Background: Healthy physical activity behaviours during the early years are linked with several health benefits and track over time into adulthood. Gross motor skills are an important determinant of physical activity. Children’s physical activity levels and motor competence has declined over the past years. Although parents have a central role in influencing their children, parents’ perspectives on physical activity and early gross motor development is not well understood.
Objective: The aim of this study was to explore the perspectives of parents on early gross motor development and physical activity during the early childhood, living in low socio-economical areas in the Hague.
Methods: A qualitative study was conducted with an interpretive approach. A purposive sampling method was used to recruit parents of children aged 0-4 years old living in low socio-economical neighbourhoods in the Hague. Semi-structured interviews (n=15) were conducted by phone and face-to-face. A thematic content analysis was used to analyse the data.
Results: Although parents were aware of the positive effects of physical activity, parents took a more or less active attitude in stimulating their child’s physical activity and gross motor development, whereby most parents believed in a natural development and maturation. Parental practices within the home environment and outdoor environment were identified. However, barriers inhibited their children’s physical activity at interpersonal and organizational level. In addition, parents were not aware of physical activity recommendations given by the WHO. In addition, parents did not recognize their own child’s physical activity levels. Parents expressed several needs including more information about the early gross motor development, more social contact with other parents and affordable and age-appropriate activities in the neighbourhood.
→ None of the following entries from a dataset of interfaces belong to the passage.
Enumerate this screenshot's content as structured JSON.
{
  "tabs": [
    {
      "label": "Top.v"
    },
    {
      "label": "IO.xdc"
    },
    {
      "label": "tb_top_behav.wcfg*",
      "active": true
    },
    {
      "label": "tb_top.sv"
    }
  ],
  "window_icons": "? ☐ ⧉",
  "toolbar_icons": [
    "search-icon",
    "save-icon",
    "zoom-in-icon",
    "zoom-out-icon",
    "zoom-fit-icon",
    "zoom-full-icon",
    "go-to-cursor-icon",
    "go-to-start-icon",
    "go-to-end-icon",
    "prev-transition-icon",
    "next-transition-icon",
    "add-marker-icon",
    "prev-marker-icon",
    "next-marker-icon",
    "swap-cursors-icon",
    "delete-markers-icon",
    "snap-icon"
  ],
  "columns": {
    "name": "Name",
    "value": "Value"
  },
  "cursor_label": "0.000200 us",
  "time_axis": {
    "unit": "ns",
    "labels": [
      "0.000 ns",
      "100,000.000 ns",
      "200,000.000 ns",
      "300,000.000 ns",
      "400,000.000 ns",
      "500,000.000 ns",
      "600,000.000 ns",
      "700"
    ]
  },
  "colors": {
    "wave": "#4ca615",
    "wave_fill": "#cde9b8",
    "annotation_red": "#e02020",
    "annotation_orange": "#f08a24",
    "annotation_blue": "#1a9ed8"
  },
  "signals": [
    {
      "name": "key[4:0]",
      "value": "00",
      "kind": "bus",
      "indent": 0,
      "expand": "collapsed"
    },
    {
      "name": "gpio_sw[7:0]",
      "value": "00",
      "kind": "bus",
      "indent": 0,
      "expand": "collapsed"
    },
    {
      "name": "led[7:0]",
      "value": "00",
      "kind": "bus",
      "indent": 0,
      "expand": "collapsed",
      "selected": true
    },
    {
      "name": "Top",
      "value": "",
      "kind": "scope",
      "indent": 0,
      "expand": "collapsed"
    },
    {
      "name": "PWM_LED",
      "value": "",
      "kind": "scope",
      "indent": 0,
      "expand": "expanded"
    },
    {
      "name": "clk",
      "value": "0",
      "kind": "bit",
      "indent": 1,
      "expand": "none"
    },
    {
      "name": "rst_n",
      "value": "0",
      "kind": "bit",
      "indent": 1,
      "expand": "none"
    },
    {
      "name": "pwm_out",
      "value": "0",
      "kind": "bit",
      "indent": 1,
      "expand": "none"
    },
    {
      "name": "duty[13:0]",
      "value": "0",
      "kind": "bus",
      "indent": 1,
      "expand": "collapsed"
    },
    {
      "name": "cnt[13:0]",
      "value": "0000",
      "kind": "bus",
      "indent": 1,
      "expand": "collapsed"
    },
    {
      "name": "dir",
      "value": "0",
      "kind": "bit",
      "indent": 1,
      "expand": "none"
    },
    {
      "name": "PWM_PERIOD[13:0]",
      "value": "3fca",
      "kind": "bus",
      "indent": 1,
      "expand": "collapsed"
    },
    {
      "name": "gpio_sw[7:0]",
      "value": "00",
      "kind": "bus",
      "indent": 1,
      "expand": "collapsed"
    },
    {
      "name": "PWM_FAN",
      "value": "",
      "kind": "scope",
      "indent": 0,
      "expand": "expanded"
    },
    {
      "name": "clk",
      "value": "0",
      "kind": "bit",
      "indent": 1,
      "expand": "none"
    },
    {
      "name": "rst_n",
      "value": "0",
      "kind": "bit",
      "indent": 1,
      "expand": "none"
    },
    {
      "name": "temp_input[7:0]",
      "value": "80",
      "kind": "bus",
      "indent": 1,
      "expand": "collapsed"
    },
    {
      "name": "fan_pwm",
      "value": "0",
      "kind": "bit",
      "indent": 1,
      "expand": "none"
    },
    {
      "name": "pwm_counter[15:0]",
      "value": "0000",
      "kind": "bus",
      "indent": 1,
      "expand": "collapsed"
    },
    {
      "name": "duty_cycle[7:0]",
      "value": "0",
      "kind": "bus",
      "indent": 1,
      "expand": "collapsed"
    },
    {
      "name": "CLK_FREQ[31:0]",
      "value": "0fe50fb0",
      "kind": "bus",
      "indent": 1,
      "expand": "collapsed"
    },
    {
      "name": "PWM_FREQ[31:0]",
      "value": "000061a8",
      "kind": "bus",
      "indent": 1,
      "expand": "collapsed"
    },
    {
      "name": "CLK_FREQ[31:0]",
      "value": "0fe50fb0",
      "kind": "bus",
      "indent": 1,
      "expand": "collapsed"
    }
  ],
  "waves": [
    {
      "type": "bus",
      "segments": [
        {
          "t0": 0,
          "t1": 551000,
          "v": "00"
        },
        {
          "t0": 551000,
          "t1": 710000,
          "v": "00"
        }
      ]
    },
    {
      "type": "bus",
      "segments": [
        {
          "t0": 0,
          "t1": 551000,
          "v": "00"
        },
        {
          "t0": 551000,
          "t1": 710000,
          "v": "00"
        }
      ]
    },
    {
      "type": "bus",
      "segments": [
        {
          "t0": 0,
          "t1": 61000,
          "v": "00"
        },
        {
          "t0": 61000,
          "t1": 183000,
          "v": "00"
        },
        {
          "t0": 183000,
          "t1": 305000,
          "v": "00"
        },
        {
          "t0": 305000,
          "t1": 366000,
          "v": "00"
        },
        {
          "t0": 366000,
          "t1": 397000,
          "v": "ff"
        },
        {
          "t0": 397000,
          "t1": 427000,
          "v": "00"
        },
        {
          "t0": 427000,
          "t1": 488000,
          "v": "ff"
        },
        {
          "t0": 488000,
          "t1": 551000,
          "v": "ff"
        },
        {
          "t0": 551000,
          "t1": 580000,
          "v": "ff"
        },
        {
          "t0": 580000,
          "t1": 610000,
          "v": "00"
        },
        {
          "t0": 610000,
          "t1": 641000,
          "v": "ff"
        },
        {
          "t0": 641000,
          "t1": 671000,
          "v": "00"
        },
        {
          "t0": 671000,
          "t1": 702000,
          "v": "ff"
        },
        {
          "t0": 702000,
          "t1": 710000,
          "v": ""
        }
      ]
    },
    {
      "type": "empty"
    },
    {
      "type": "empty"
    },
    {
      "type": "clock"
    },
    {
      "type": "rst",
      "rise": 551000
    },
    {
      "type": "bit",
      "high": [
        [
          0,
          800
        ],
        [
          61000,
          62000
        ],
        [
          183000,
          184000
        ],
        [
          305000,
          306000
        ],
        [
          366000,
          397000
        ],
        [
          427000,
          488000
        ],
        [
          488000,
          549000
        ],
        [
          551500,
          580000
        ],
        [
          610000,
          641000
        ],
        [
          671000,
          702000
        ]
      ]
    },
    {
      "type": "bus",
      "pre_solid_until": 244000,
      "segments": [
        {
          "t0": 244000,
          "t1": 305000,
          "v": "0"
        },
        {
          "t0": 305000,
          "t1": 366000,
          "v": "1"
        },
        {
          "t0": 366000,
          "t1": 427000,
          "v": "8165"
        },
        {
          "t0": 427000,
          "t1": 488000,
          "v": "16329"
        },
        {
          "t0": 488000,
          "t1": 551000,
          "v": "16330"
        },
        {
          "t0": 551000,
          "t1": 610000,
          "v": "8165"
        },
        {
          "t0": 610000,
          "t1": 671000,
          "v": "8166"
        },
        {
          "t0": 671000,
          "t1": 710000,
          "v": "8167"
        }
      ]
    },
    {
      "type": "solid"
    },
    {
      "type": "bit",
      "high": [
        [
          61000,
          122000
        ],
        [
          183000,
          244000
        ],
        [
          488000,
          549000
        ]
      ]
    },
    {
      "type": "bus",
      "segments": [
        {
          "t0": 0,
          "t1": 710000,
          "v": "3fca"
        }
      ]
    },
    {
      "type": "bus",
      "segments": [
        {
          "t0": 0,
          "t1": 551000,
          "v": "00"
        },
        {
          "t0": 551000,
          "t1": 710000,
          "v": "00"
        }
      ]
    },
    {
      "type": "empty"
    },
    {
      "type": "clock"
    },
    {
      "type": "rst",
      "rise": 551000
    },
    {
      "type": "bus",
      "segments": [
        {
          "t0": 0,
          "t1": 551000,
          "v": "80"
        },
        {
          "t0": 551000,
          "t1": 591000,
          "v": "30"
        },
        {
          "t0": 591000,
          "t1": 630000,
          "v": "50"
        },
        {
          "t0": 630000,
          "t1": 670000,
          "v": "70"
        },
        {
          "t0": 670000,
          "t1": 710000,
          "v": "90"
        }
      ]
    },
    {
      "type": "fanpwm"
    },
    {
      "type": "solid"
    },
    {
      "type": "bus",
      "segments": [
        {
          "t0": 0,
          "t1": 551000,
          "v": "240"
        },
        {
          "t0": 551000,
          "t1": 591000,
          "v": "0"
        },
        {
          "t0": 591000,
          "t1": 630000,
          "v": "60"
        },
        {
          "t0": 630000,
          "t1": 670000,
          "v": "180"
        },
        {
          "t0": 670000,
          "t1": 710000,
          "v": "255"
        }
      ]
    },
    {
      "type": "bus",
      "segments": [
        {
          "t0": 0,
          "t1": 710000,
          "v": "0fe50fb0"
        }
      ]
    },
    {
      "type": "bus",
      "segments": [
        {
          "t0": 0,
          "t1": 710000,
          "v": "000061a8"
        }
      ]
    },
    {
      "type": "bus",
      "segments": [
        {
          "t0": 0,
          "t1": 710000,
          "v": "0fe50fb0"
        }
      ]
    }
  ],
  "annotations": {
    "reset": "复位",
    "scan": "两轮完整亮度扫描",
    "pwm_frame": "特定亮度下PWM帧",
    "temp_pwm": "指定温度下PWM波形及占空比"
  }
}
Conclusion: It can be concluded that there is a discrepancy between the importance that parents attach to physical activity for their child and the actual practices of parents in stimulating their child’s early gross motor development and physical activity. The findings in this study could facilitate the development of an effective parental intervention programme aimed at improving the physical activity levels and gross motor skills of children in the early years.